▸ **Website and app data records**
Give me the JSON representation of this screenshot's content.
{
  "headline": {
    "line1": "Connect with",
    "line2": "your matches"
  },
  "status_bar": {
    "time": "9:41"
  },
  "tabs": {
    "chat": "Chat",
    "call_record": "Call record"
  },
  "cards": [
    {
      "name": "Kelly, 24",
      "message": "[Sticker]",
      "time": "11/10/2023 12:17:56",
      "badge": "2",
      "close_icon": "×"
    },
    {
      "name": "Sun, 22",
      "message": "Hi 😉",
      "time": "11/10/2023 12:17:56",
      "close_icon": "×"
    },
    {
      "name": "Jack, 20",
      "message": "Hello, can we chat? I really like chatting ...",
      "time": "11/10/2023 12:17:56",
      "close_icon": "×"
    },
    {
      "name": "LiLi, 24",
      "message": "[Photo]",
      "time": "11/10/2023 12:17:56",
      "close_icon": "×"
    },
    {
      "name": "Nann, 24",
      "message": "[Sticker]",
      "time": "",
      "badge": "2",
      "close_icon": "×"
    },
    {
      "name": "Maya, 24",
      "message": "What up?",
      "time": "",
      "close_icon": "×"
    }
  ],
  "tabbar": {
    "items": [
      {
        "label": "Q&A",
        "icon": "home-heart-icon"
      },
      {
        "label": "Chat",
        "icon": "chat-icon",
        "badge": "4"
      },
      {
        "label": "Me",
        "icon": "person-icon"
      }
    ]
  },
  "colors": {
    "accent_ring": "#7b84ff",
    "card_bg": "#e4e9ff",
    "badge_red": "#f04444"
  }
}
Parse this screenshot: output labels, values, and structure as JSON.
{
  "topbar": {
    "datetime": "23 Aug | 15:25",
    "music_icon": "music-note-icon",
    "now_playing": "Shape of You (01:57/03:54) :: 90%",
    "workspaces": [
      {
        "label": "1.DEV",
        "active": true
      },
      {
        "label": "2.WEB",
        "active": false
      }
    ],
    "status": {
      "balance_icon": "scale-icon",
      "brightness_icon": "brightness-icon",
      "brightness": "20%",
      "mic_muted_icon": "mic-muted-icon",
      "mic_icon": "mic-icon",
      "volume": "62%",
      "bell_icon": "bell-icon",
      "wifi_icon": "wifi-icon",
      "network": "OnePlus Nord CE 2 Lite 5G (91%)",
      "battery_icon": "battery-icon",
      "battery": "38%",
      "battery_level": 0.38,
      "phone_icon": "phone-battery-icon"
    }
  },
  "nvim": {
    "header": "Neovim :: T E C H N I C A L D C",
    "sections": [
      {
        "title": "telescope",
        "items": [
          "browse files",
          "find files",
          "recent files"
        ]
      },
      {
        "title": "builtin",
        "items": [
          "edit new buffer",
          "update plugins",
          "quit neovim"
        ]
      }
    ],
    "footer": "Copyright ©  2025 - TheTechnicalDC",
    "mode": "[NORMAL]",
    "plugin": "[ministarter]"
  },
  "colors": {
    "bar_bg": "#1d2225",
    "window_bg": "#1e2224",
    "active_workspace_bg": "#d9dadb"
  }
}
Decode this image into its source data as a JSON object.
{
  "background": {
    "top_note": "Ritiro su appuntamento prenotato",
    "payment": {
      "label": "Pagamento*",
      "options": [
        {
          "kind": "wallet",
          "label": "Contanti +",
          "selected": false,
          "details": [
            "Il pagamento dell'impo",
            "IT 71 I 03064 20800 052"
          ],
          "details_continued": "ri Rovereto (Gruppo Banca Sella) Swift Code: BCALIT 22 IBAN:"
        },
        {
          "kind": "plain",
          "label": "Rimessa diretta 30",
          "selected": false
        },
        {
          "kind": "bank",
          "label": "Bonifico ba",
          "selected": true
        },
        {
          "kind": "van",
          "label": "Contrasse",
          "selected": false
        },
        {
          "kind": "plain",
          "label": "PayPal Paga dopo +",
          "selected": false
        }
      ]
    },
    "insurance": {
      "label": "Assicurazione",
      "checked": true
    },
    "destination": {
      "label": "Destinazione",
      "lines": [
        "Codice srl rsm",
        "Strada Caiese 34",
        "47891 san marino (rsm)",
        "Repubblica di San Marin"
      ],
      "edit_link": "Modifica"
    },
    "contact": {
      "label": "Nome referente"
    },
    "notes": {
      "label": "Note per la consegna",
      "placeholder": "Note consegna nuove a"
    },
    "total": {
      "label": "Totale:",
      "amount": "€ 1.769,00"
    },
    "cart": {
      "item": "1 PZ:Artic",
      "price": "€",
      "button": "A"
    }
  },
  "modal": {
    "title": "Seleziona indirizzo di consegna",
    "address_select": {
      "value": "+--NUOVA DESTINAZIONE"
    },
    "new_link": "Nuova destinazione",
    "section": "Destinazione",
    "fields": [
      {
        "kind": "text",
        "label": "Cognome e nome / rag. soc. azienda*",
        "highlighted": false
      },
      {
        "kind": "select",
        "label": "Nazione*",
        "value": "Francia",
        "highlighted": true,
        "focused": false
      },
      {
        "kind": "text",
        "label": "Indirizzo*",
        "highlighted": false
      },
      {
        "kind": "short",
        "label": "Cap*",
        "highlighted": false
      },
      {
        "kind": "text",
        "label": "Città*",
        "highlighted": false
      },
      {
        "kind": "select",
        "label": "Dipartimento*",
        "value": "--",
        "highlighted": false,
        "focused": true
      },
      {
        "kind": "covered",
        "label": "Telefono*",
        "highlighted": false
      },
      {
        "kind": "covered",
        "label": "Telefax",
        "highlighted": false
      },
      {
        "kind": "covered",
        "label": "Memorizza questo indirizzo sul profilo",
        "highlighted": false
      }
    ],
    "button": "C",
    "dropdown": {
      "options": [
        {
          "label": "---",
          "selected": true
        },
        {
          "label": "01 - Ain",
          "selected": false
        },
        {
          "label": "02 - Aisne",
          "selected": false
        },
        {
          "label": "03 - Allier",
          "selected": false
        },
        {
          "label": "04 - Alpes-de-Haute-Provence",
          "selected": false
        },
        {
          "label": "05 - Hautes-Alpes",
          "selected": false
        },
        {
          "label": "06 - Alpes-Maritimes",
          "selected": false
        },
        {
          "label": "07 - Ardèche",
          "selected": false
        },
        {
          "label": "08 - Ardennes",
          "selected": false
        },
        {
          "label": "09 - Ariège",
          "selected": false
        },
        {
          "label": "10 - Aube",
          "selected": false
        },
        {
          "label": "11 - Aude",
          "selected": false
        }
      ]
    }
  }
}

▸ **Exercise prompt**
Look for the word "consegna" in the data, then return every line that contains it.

▸ **Task solution**
      "label": "Note per la consegna",
      "placeholder": "Note consegna nuove a"
    "title": "Seleziona indirizzo di consegna",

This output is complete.